The 'Oppenheimer' director referred to the films as “a tremendous action franchise”
During a Wednesday visit to The Late Show with Stephen Colbert, the Oppenheimer filmmaker, 53, was surprised to learn that Colbert, 59, didn’t share the same level of enthusiasm as he did for the franchise.
“I have no guilt about being a fan of the Fast & Furious franchise,” Nolan said in response to Colbert confessing that he never saw any entry of the series, which started in 2001.
Since then, nine more have been released with storylines following street racing, heists, spies, and family. Vin Diesel, the late Paul Walker, Michelle Rodriguez, Tyrese Gibson, Jason Statham, Ludacris, John Cena and Cardi B are just some of the stars who have appeared in the films throughout its long-running history.
Nolan referred to the films as “a tremendous action franchise.”
“You’ve never seen any of them?” he asked Colbert. “I watch those movies all the time. I love them. I’m amazed you’ve never seen one of them. It’s only the last few where a specific arc and mythology develop. I would start with Tokyo Drift and watch it as its own thing.”
This wasn’t the first time Nolan has praised the Fast & Furious films.
Never miss a story — sign up for PEOPLE's free daily newsletter to stay up-to-date on the best of what PEOPLE has to offer, from celebrity news to compelling human interest stories.

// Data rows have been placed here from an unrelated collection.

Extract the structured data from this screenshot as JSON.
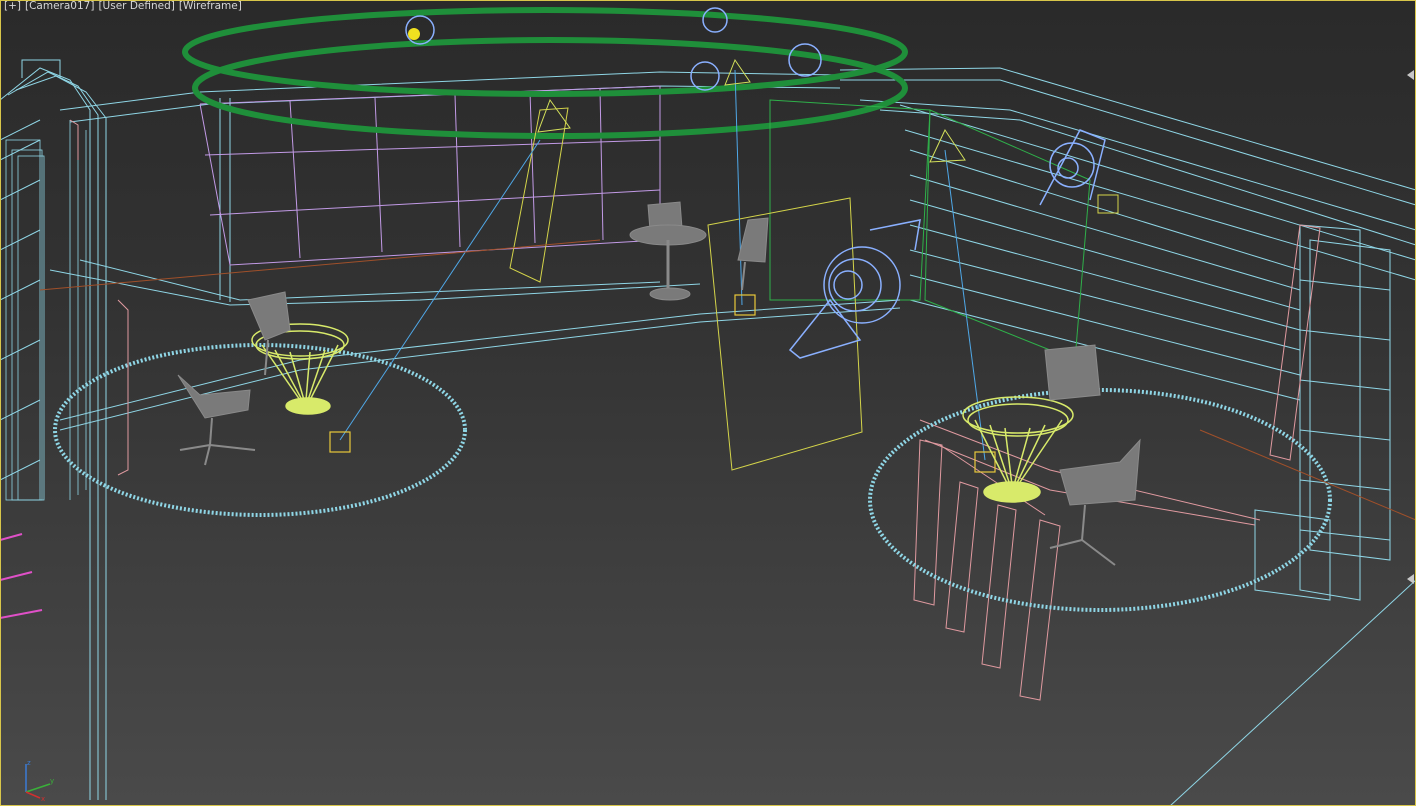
{
  "viewport": {
    "labels": [
      "[+]",
      "[Camera017]",
      "[User Defined]",
      "[Wireframe]"
    ]
  },
  "colors": {
    "background_top": "#2a2a2a",
    "background_bottom": "#4a4a4a",
    "active_border": "#d8c64a",
    "wire_cyan": "#8fd6e6",
    "wire_green": "#1f8f3a",
    "wire_yellow": "#d4e05a",
    "wire_pink": "#e09aa0",
    "wire_purple": "#c29ae6",
    "light_blue": "#8ab0ff",
    "chair_gray": "#7a7a7a",
    "target_yellow": "#e8d23a"
  },
  "axis": {
    "x": "x",
    "y": "y",
    "z": "z"
  }
}
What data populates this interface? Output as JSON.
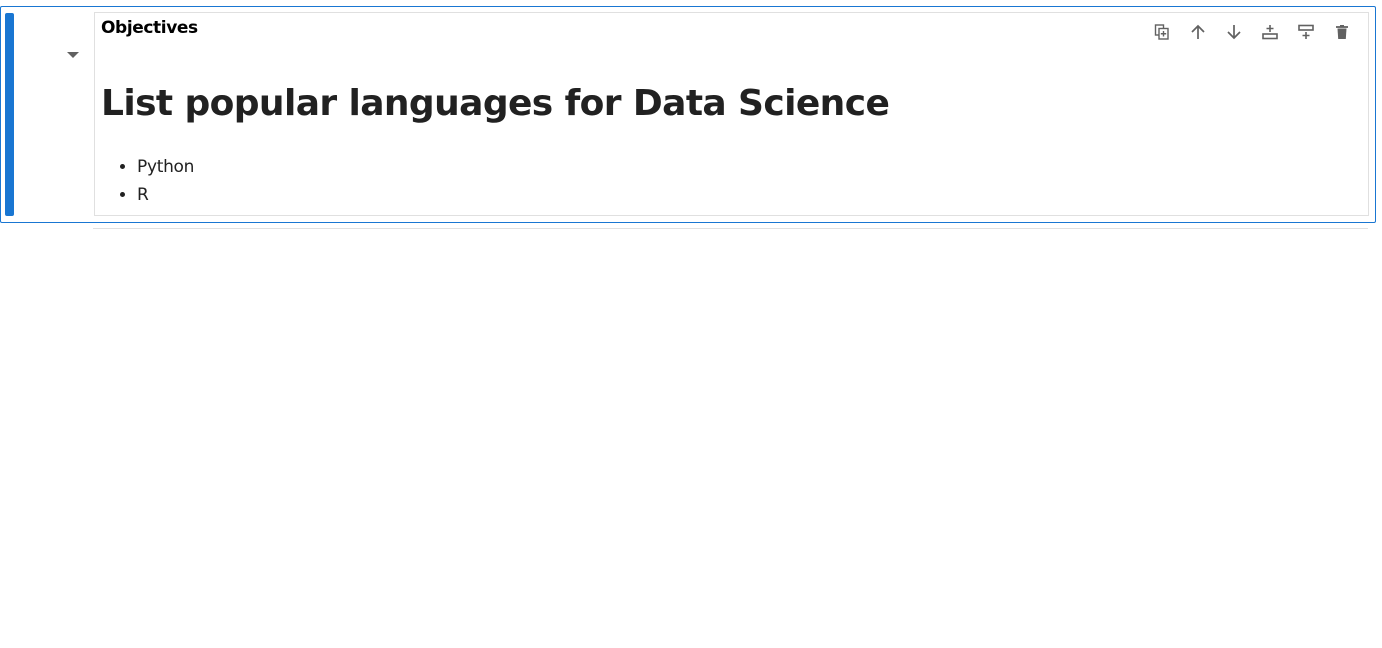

In an episode of the Happy Sad Confused podcast, The Dark Knight director said he has “a very soft spot” for the 2006 entry, The Fast and the Furious: Tokyo Drift. He also spoke highly of director Justin Lin’s involvement in the franchise, noting, “As they got crazier and bigger and crazier and bigger and became something else, but something else kinda fun.”
While on The Late Show, Nolan also discussed the upcoming theatrical re-release of Tenet, his 2020 action-packed spy film.
In Tenet, John David Washington and Robert Pattinson's characters time travel from the present day to World War III, although Colbert wondered if it may have been hard for some viewers to follow the plot.
“If you are experiencing my film, then you are getting it,” Nolan said. “I feel very strongly about that. I feel like where people have experienced frustrations with my narratives in the past is sometimes I think they are slightly missing the point. It’s not a puzzle to be unpacked but an experience to be had, preferably in a movie theater but also at home.”
“You’re not meant to understand everything in Tenet,” he added. “It’s not all comprehensible.”
Tenet will have a limited re-release beginning on Feb. 23 in IMAX and 70mm format screens for one week only.
The special event comes after the initial release was interrupted by COVID shutdowns.
For more People news, make sure to sign up for our newsletter!
Read the original article on People.